The balance sheet and income statement are interrelated. The composition of assets and liabilities and the relationships among different interest rates determine net interest income (Rose & Hudgins, 2013). The mix of deposits between consumer and commercial customers affects the services provided and, thus, the magnitude of noninterest income and noninterest expenses. The ownership of nonbank subsidiaries increases fee income, but often raises noninterest expenses.

Rose, P., & Hudgins, S. (2013). Bank management and financial services (9th ed.). New York, NY: McGraw-Hill.

Option #1: Creating Financial Statements

In this assignment, you will create a Balance Sheet and Income Statement for a bank. Below are the accounts and balances for 2014 year-end for ABC Bank, Inc. Note that the Retained Earnings account has not yet been adjusted for 2014 net income and dividends, so you will have to compute the year-end balance in Retained Earnings for the Balance Sheet.

In $000’s

Cash and due from banks


Common stock


Dividends paid [2]


Employee expenses


Fed. funds and reverse repurchases


Fee income


Gain from securities trading


Goodwill and other assets


Gross loans and leases


Income tax expenses


Interest expenses


Interest income


Loan loss allowance


Long-term bonds payable


Miscellaneous other income


Other borrowed funds


Other expenses


Other liabilities


Preferred stock


Provision for loan losses


Retained earnings [1]






Total deposits
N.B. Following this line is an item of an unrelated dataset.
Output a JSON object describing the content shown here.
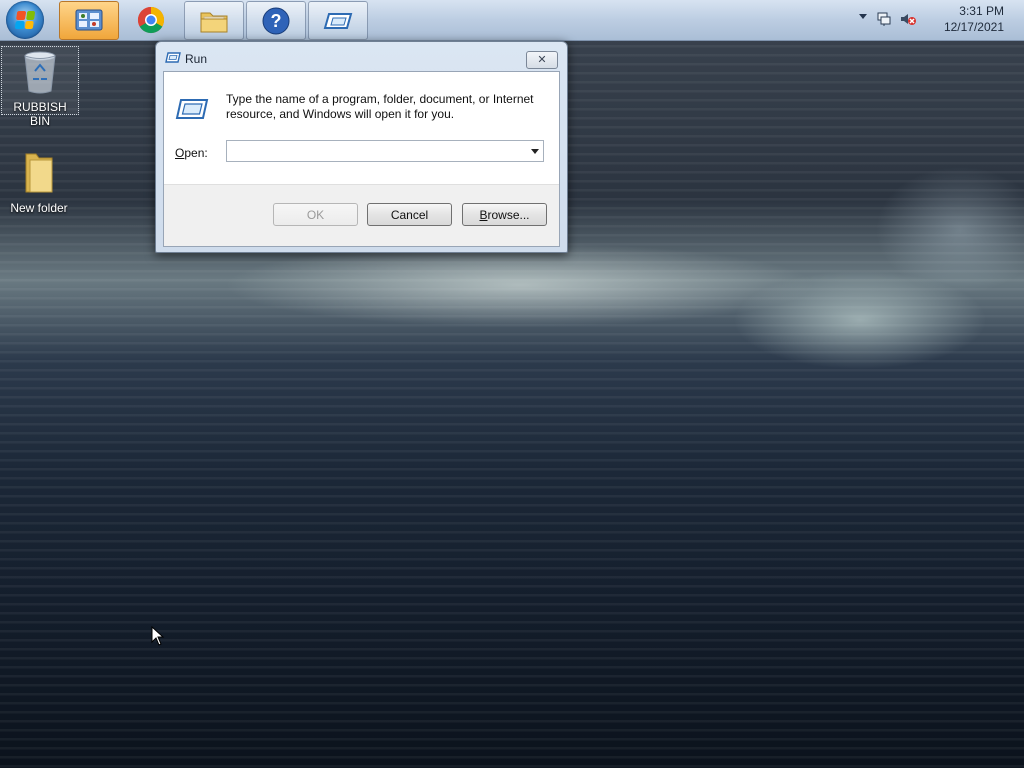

  1. Prepare a formal Income Statement (Report of Income) and Balance Sheet (Report of Condition) for the bank using an Excel spreadsheet. You do not need to break down assets or liabilities into subsections. Note that all values are in thousands of dollars. You can skip adding the zeroes if you note the values correctly.
  2. Go to and click on “Filings”; you will see a drop-down box. Click on “Company Filings Search.” In the Fast Search box (right side), type in ALL to get the SEC filings for Allstate Corporation (primarily an insurance company). Find the most recently filed 10K (interactive data); then click on “financial statements,” and open the firm’s Consolidated Balance Sheet and the Consolidated Statement of Income. Observe the differences between the statements of an insurance company and those of a bank.

Write a short essay commenting on those differences. Do Part 1 in an Excel spreadsheet; then put your essay on a new page in the same file so there is only one file submitted for this assignment.

Your essay must meet the following requirements:

  • It must be 3-4 paragraphs in length, not including the cover and reference pages.
  • Follow the CSU-Global Guide to Writing and APA. Your essay should include an introduction, a body with at least two fully developed paragraphs, and a conclusion.
  • Write clearly, using excellent grammar and style techniques. Be concise and logical. You are being graded, in part, on the quality of your writing. If you need assistance with your writing style, start with Tools for Effective Writing at the CSU-Global Library, which is accessible from the Library’s homepage.

Refer to the Critical Thinking Assignment rubric in the Module 3 Folder for more information on the expectations for this assignment.